Wednesday 28 October 2015

Vulnerability in HP which leaked their users data

HI! all I am writing blog post really after a very long time. Sorry!
Well, this is a bug story of HP (Hewlett-Packard). I guess everyone knows about them.

The Hewlett-Packard Company is an American global information technology company headquartered in Palo Alto, California, United States.

A few months back, I purchased a Laptop of HP. After purchasing, I had to register myself for warranty extensions, and stuff and those processes were online. After completing my process, they sent me an email regarding that, my order has been registered and all. So please download a certificate of that.


Well ok!

On visiting the link, I was sent to a page which asked me to click and generate my certificate.

Let do that :)

On doing that I was redirected to
Now when I looked at the URL, the parameter customerid looked interesting. Let change that and check what happens. Viola

So HP is exposing their customers
Product Serial No.
Product Number Product Description
HP Care Pack Serial Number


Since ID what I got was somewhere 30394780 ... So I guess too many data getting exposed.

I wrote a simple python code for it.

import re
import urllib2,sys
from bs4 import BeautifulSoup
id = 30394790
while (id < 30394850):
html = urllib2.urlopen("{id}&provider=1".format(id=id)).read()
soup = BeautifulSoup(html)
text = soup.get_text()
text2 = text.replace("\n", "")
text2 = text2.replace("  ", "\n")
text2 = text2.replace("\n", "") #meh was just trying to remove garbage whitespaces
id = id + 1
print "DATA OF  " + str(id) + "\n \n"
print text2
just checking users data from id 30394790 to id while 30394850


Conclusion everything is getting online, and big companies are yet to realize that their customer's data is at risk. Making worldwide reports on cybersecurity and yet themselves failing to protect their customer's data is an irony.

And why leaking out these serial number and product ids are bad? Readout this story how a pro-social engineer ripped many big companies, and one of his methods included cracking the serial number pattern of a product.

Wednesday 25 March 2015

The Nokia browser Bug

Well here is an old Nokia browser bug (for Symbian) which was declared as won't fix by Nokia.

Test device :- nokia 5233
vulnerable application :- Nokia browser

Everyone is quite well aware of clickjacking bugs.

If you don't, then read it out.

Most of the website owners use the x-frame header option to avoid clickjacking over their website. And this feature is supported by almost all browser.

As it can be seen in the above image, Google uses x-frame-options. So if you try to open their website in an iframe...

The website won't load. But...

When the same thing

<title>Clickjack test page</title>
<p>Website is vulnerable to clickjacking!</p>
<iframe src="" width="350" height="400"></iframe>
Was opened in a Nokia symbian browser

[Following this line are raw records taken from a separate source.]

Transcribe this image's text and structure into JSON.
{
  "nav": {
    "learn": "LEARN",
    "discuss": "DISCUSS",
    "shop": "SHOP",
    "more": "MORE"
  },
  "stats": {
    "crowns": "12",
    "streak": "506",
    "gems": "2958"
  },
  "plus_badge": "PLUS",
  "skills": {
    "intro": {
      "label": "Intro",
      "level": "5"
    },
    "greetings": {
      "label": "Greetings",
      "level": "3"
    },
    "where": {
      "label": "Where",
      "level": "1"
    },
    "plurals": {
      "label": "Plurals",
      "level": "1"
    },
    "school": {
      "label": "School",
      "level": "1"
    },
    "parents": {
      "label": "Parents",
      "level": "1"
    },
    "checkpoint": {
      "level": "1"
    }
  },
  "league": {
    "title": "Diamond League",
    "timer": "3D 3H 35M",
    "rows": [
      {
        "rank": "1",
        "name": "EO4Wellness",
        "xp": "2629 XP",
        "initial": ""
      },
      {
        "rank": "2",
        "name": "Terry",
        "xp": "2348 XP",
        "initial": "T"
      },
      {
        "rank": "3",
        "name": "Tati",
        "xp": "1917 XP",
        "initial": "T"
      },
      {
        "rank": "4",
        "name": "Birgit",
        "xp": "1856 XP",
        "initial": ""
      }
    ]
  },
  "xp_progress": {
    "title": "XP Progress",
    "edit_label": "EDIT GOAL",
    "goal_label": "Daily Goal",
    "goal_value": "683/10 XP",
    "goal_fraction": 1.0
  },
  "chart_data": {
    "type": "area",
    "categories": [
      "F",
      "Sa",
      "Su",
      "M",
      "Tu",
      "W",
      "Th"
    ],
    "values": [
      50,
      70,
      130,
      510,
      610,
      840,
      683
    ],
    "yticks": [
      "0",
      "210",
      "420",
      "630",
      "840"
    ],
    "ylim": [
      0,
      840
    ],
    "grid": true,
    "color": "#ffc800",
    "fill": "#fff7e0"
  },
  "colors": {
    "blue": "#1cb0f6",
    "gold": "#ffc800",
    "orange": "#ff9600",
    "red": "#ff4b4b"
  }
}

Buuhahahah. Kind of universal clickjacking.

Well, opera browsers were not vulnerable :)

 I reported it on 21st March 2013

But they said they won't fix.

There can be many reasons for not fixing it. The best one I guess is they are busy manufacturing Lumia and Symbian are out of the game :D.
But they should have fixed it because clickjacking is quite harmful in some of the cases and is even used as a catalyst for CSRF attacks. Suppose you are visiting an XYZ website. And the bad website owner has found a CSRF bug. He hides the payload in a frame inside his webpages. Sets the height and width of the frame to zero or changes the opacity to make it invisible, and everything will go un-noticed. Even applicable for an XSS bug. Executing XSS and CSRF inside an invisible frame has the least probability of suspicion rather than crafting the payload URL and send emails or use your ninja S.E tricks to take over the victim.

Cheers :)
Sorry for a very late post :)